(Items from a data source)
• • • • • • •
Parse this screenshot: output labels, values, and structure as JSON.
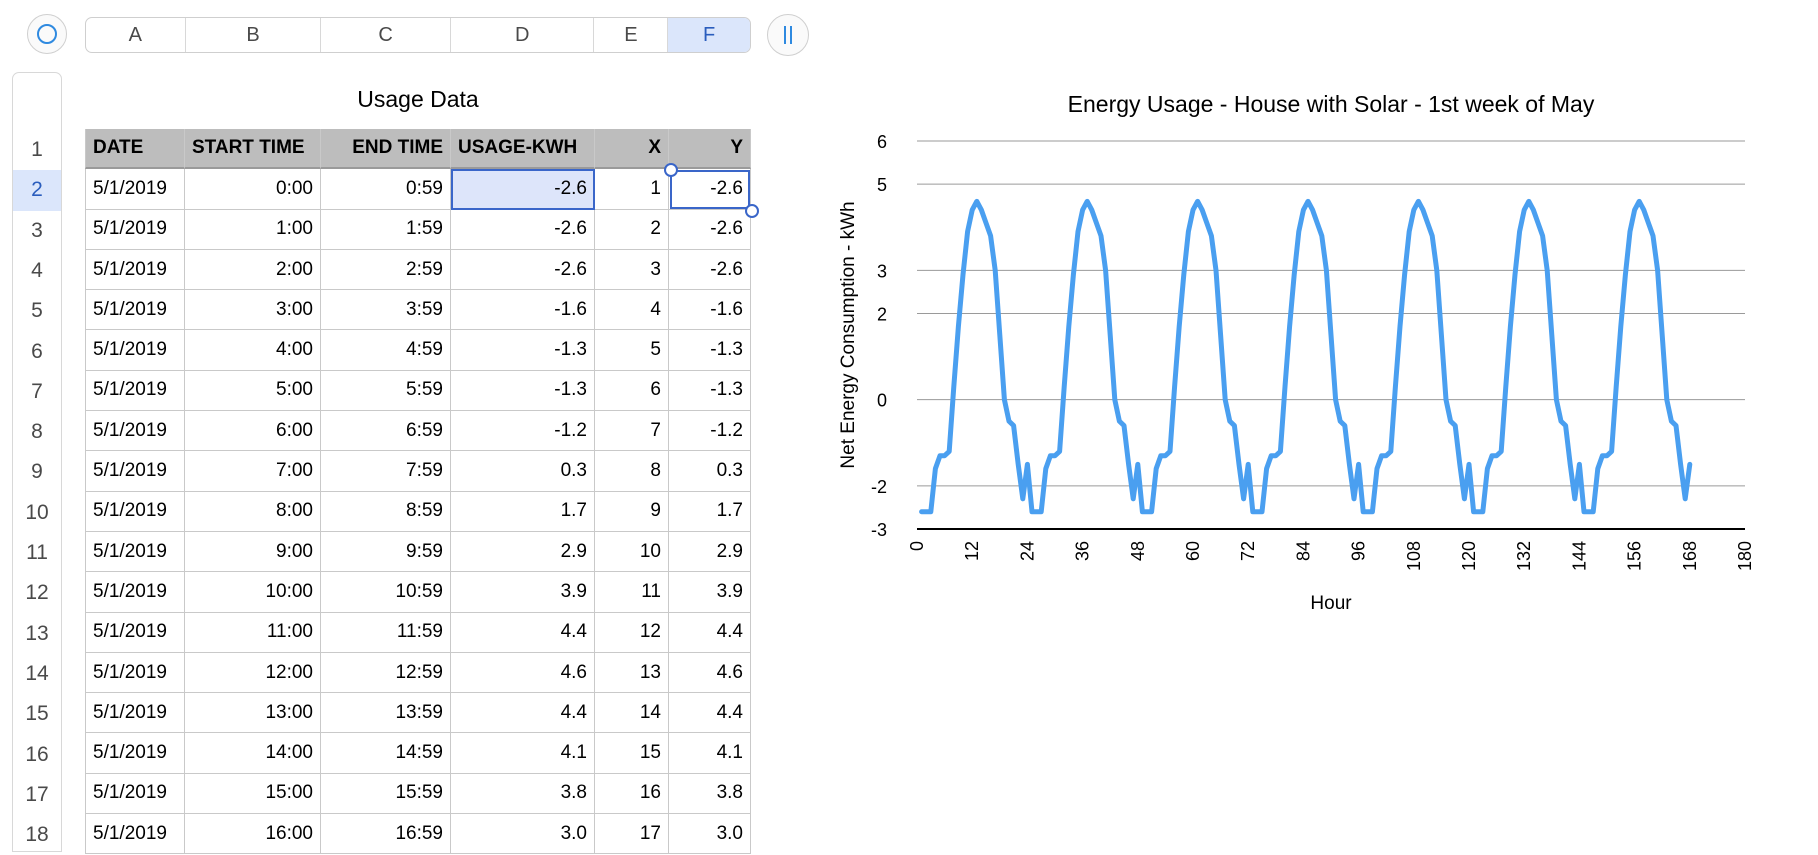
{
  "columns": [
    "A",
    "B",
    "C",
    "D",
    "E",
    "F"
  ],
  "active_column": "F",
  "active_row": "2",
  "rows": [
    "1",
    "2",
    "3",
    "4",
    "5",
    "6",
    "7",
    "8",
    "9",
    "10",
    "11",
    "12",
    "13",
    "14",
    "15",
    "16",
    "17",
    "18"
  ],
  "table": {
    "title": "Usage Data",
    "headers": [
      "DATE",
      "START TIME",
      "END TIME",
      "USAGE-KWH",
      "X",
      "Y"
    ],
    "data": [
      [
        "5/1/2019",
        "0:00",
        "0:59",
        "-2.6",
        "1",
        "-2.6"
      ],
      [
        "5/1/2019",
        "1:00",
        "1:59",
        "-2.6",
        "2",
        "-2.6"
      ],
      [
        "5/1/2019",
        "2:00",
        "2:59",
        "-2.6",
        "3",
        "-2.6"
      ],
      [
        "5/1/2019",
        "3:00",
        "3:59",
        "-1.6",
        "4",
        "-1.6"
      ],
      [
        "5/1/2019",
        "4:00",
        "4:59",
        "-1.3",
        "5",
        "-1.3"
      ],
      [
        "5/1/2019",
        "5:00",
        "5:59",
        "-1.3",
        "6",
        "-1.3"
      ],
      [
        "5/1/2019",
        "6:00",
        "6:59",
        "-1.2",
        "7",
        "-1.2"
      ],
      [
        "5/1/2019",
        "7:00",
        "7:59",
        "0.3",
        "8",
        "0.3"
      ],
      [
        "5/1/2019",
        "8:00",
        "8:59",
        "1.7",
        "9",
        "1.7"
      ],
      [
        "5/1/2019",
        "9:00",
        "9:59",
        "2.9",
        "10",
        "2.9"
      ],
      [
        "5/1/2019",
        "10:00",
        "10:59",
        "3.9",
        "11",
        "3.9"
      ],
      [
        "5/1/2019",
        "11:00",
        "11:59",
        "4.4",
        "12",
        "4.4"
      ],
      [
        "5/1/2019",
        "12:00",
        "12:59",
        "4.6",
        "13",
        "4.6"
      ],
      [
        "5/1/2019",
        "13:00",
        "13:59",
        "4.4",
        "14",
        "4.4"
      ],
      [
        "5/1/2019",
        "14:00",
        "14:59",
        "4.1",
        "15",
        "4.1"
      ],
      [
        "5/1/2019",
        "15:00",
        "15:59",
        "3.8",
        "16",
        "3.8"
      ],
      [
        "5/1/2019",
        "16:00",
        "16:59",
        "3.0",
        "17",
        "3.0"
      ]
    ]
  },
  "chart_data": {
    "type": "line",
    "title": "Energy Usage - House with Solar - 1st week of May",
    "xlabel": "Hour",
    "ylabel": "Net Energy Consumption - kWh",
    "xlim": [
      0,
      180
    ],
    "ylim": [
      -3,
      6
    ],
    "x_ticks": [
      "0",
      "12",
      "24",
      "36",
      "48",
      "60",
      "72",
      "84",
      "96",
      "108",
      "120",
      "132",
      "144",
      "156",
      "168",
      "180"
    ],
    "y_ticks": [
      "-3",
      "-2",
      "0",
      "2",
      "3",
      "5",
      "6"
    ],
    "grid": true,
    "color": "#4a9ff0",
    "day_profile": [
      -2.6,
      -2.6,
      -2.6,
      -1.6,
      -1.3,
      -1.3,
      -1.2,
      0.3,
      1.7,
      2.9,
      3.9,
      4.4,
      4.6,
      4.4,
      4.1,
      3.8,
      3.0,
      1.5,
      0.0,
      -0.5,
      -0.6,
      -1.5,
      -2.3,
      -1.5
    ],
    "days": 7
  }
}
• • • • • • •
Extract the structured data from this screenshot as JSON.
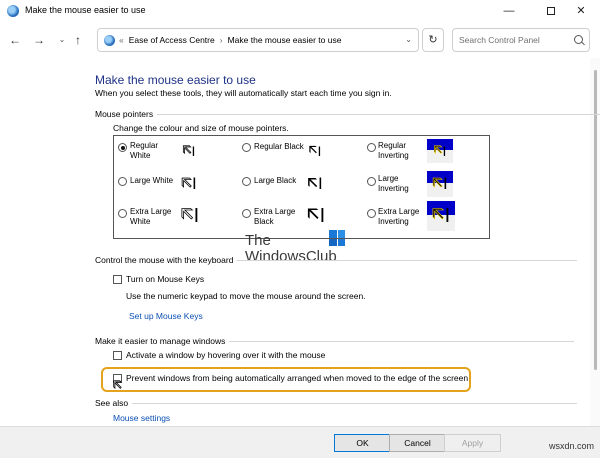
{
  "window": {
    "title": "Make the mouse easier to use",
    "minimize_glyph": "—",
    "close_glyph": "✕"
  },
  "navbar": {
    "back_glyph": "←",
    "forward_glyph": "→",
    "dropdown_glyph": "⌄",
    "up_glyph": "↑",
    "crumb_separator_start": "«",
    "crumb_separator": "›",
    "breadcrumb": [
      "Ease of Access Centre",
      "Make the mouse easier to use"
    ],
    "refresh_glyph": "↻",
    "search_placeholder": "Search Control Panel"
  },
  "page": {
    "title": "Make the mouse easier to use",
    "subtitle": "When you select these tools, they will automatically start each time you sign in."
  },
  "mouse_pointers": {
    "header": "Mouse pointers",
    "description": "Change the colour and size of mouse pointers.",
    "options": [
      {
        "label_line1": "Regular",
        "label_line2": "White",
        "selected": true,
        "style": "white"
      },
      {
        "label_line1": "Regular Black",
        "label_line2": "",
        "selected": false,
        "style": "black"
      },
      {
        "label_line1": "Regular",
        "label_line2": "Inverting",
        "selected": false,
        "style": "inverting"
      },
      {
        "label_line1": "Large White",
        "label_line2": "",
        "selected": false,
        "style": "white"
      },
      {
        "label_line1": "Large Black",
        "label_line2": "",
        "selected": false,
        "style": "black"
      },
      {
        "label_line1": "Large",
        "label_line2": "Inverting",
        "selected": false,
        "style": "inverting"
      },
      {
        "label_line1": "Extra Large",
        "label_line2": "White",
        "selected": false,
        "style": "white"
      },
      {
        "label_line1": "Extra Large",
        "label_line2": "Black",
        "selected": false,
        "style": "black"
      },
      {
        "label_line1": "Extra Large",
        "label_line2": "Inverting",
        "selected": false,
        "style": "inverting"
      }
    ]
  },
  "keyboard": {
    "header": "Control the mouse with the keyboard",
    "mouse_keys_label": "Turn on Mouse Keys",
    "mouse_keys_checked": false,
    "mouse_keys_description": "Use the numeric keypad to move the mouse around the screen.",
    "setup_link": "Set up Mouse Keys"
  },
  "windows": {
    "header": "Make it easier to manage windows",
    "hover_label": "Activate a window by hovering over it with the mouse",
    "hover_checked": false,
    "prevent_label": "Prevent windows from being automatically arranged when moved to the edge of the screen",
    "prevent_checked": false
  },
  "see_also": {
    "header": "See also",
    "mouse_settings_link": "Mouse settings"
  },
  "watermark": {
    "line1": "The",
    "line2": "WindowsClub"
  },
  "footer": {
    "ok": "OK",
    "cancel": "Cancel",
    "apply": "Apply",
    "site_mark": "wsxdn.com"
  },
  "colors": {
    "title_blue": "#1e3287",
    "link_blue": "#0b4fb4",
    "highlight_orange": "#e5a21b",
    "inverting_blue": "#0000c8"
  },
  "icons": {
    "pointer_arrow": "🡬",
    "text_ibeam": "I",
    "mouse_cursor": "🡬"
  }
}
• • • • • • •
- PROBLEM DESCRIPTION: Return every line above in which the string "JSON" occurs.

- RESULT BELOW:
Parse this screenshot: output labels, values, and structure as JSON.
Extract the structured data from this screenshot as JSON.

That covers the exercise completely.